|Old Barn in Autumn|
|Gold Rush Boat|
|The Best Mode of Transportation, Ever!|
Below is the chimney as we found it. I mentioned that our youngest child really wanted that pink bucket. Well, she got it! She was happy. We found the leaky spots around the base of the chimney and around the heat diffusing ring partway up the chimney stack.
|Chimney Before Repair|
We used a caulking gun with roof repair compound to seal around the base of the chimney and also around the heat diffusing ring, as you can see in the picture below. Because we are not going to be using this fireplace, it is acceptable to use roofing goo on the chimney itself. It is a stopgap repair, without a doubt, but at least it's keeping the rain outside where it belongs!
|Roofing Goo Repair|
We placed a different bucket atop the chimney, to keep the rain out. (Not the pink bucket.) In this town, one has to have at least one bucket on a chimney, otherwise the little house would feel left out.
This is not the most glamorous subject for a post, but the importance of staying dry cannot be underestimated.
All in all, the weekend was a success. The kids spent
a great part of the weekend outside, due to unseasonably warm weather, riding their bikes, blowing off steam at the playground, and playing in piles of leaves. If work didn't get in the way, I could get used to this lifestyle. Here is some advice for me, that I found in a Victorian article on "Pies and Tarts," from the Girls' Own Paper, circa 1880-81. The article begins with the statement,
"All girls, I imagine, like making pastry."
The photo above shows the most damaged area of the parlour ceiling. I think the horrid brown paper on the ceiling of the otherwise charming room was installed when electricity was brought to the LBH. I do not know when the house was wired, although I suspect it was in the 1950s. The water damage likely occurred prior to the installation of our current, metal roof in about 2006. (This is what it looks like now, as we bought it - we purchased the house in July of this year.)
|Close-Up of Plaster on Ceiling|

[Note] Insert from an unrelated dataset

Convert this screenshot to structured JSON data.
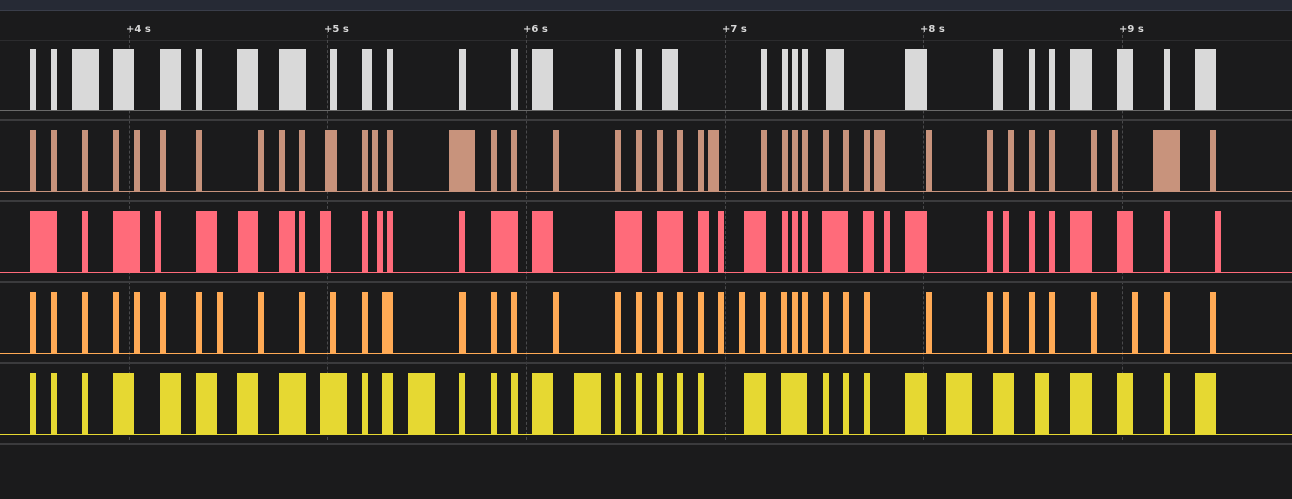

Here's a close-up that I took last week when I stuck the camera up into that big tear in the brown paper. How many layers do you think there are? We are so tempted to just rip it down - it's like a big, ugly Christmas present! But this one will be the kind of gift that just keeps on giving. I imagine a shower of old plaster, dust, and spiders, revealing even worse damage beneath... Some kids sneak into a parent's closet to peek at their Christmas prezzies - I was never that type of child, no way - but this present would be too difficult to re-wrap. No peeking!
Once we start, we will not be able to stop, and our pocketbooks are not deep enough to explore this yet. I am making plans though. I guess we will tackle the wee house's foundation first... We will get her standing up straight. Her insides will have to wait a little while.

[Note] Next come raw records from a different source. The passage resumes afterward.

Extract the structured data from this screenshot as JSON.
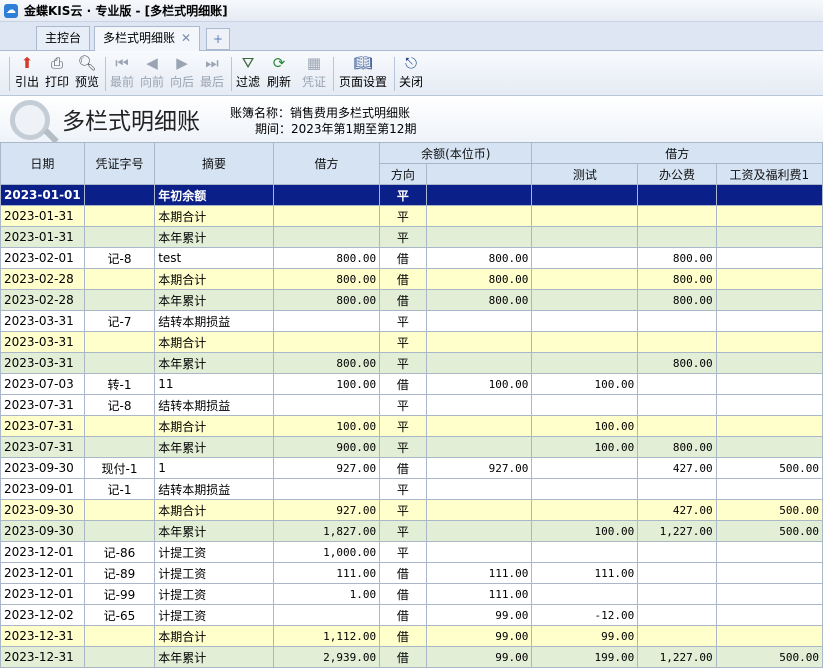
{
  "app": {
    "title": "金蝶KIS云 · 专业版 - [多栏式明细账]"
  },
  "tabs": [
    {
      "label": "主控台"
    },
    {
      "label": "多栏式明细账"
    }
  ],
  "toolbar": {
    "export": "引出",
    "print": "打印",
    "preview": "预览",
    "first": "最前",
    "prev": "向前",
    "next": "向后",
    "last": "最后",
    "filter": "过滤",
    "refresh": "刷新",
    "voucher": "凭证",
    "page_setup": "页面设置",
    "close": "关闭"
  },
  "report": {
    "title": "多栏式明细账",
    "book_name": "账簿名称：销售费用多栏式明细账",
    "period": "期间：2023年第1期至第12期"
  },
  "table": {
    "headers": {
      "date": "日期",
      "voucher": "凭证字号",
      "summary": "摘要",
      "debit": "借方",
      "balance": "余额(本位币)",
      "direction": "方向",
      "debit_group": "借方",
      "test": "测试",
      "office": "办公费",
      "salary": "工资及福利费1"
    },
    "rows": [
      {
        "style": "n",
        "date": "2023-01-01",
        "voucher": "",
        "summary": "年初余额",
        "debit": "",
        "dir": "平",
        "balance": "",
        "test": "",
        "office": "",
        "salary": ""
      },
      {
        "style": "y",
        "date": "2023-01-31",
        "voucher": "",
        "summary": "本期合计",
        "debit": "",
        "dir": "平",
        "balance": "",
        "test": "",
        "office": "",
        "salary": ""
      },
      {
        "style": "g",
        "date": "2023-01-31",
        "voucher": "",
        "summary": "本年累计",
        "debit": "",
        "dir": "平",
        "balance": "",
        "test": "",
        "office": "",
        "salary": ""
      },
      {
        "style": "w",
        "date": "2023-02-01",
        "voucher": "记-8",
        "summary": "test",
        "debit": "800.00",
        "dir": "借",
        "balance": "800.00",
        "test": "",
        "office": "800.00",
        "salary": ""
      },
      {
        "style": "y",
        "date": "2023-02-28",
        "voucher": "",
        "summary": "本期合计",
        "debit": "800.00",
        "dir": "借",
        "balance": "800.00",
        "test": "",
        "office": "800.00",
        "salary": ""
      },
      {
        "style": "g",
        "date": "2023-02-28",
        "voucher": "",
        "summary": "本年累计",
        "debit": "800.00",
        "dir": "借",
        "balance": "800.00",
        "test": "",
        "office": "800.00",
        "salary": ""
      },
      {
        "style": "w",
        "date": "2023-03-31",
        "voucher": "记-7",
        "summary": "结转本期损益",
        "debit": "",
        "dir": "平",
        "balance": "",
        "test": "",
        "office": "",
        "salary": ""
      },
      {
        "style": "y",
        "date": "2023-03-31",
        "voucher": "",
        "summary": "本期合计",
        "debit": "",
        "dir": "平",
        "balance": "",
        "test": "",
        "office": "",
        "salary": ""
      },
      {
        "style": "g",
        "date": "2023-03-31",
        "voucher": "",
        "summary": "本年累计",
        "debit": "800.00",
        "dir": "平",
        "balance": "",
        "test": "",
        "office": "800.00",
        "salary": ""
      },
      {
        "style": "w",
        "date": "2023-07-03",
        "voucher": "转-1",
        "summary": "11",
        "debit": "100.00",
        "dir": "借",
        "balance": "100.00",
        "test": "100.00",
        "office": "",
        "salary": ""
      },
      {
        "style": "w",
        "date": "2023-07-31",
        "voucher": "记-8",
        "summary": "结转本期损益",
        "debit": "",
        "dir": "平",
        "balance": "",
        "test": "",
        "office": "",
        "salary": ""
      },
      {
        "style": "y",
        "date": "2023-07-31",
        "voucher": "",
        "summary": "本期合计",
        "debit": "100.00",
        "dir": "平",
        "balance": "",
        "test": "100.00",
        "office": "",
        "salary": ""
      },
      {
        "style": "g",
        "date": "2023-07-31",
        "voucher": "",
        "summary": "本年累计",
        "debit": "900.00",
        "dir": "平",
        "balance": "",
        "test": "100.00",
        "office": "800.00",
        "salary": ""
      },
      {
        "style": "w",
        "date": "2023-09-30",
        "voucher": "现付-1",
        "summary": "1",
        "debit": "927.00",
        "dir": "借",
        "balance": "927.00",
        "test": "",
        "office": "427.00",
        "salary": "500.00"
      },
      {
        "style": "w",
        "date": "2023-09-01",
        "voucher": "记-1",
        "summary": "结转本期损益",
        "debit": "",
        "dir": "平",
        "balance": "",
        "test": "",
        "office": "",
        "salary": ""
      },
      {
        "style": "y",
        "date": "2023-09-30",
        "voucher": "",
        "summary": "本期合计",
        "debit": "927.00",
        "dir": "平",
        "balance": "",
        "test": "",
        "office": "427.00",
        "salary": "500.00"
      },
      {
        "style": "g",
        "date": "2023-09-30",
        "voucher": "",
        "summary": "本年累计",
        "debit": "1,827.00",
        "dir": "平",
        "balance": "",
        "test": "100.00",
        "office": "1,227.00",
        "salary": "500.00"
      },
      {
        "style": "w",
        "date": "2023-12-01",
        "voucher": "记-86",
        "summary": "计提工资",
        "debit": "1,000.00",
        "dir": "平",
        "balance": "",
        "test": "",
        "office": "",
        "salary": ""
      },
      {
        "style": "w",
        "date": "2023-12-01",
        "voucher": "记-89",
        "summary": "计提工资",
        "debit": "111.00",
        "dir": "借",
        "balance": "111.00",
        "test": "111.00",
        "office": "",
        "salary": ""
      },
      {
        "style": "w",
        "date": "2023-12-01",
        "voucher": "记-99",
        "summary": "计提工资",
        "debit": "1.00",
        "dir": "借",
        "balance": "111.00",
        "test": "",
        "office": "",
        "salary": ""
      },
      {
        "style": "w",
        "date": "2023-12-02",
        "voucher": "记-65",
        "summary": "计提工资",
        "debit": "",
        "dir": "借",
        "balance": "99.00",
        "test": "-12.00",
        "office": "",
        "salary": ""
      },
      {
        "style": "y",
        "date": "2023-12-31",
        "voucher": "",
        "summary": "本期合计",
        "debit": "1,112.00",
        "dir": "借",
        "balance": "99.00",
        "test": "99.00",
        "office": "",
        "salary": ""
      },
      {
        "style": "g",
        "date": "2023-12-31",
        "voucher": "",
        "summary": "本年累计",
        "debit": "2,939.00",
        "dir": "借",
        "balance": "99.00",
        "test": "199.00",
        "office": "1,227.00",
        "salary": "500.00"
      }
    ]
  }
}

I just hope we don't find too much crap along the way.
The house below is one of my favourites, and it has been well looked-after. I don't know how old it is, but it looks Victorian!
|Restored Victorian Home|
This miniature blue house is a couple of blocks away from the LBH. It has an amazing mountain view. You can see the fresh snow on the mountains in the picture below, as the freezing level slowly creeps down the mountainside, bringing us closer to winter...
|Miniature Blue House|
The Globe Theatre, in the photo below, was built after the town's second fire in 1916. The theatre had a player piano, and it was an immensely popular spot. The theatre is still used today for certain events and shows.
The last building, in the photo below, was beautifully restored in recent years. I have never been inside it, but I'm curious to see what it looks like. It was a jewelry store.
|Eggert's (former) Jewelry Store|
Well, I hope you enjoy looking at these Victorian buildings as much as I do. More on our plans for the Little Blue House soon!
|Underneath the Porch|
Where to begin? The photo below shows the area underneath the parlour, in the vicinity of the front door. The horizontal supports look alright to our untrained eyes (ie. they look dry and they are big enough to support the house). However, the vertical supports, as you can see at right, are leaning precariously. This explains why my mum feels dizzy standing in the front parlour.
|Foundation Beneath Parlour|
This last photo shows the woeful inadequacy of the supports. That vertical piece looks no bigger than a 2 x 4! I think we will have to get some proper cement footings in and gently jack up the house, bit by bit, and install proper posts. This is number one on "The List."
So there you have it! A very matter-of-fact post to illustrate why our LBH is falling down. Slowly falling down. I am sad that we must wait to intervene! For now, it may be prudent to avoid any wild parties in the front parlour. There shall be no dancing!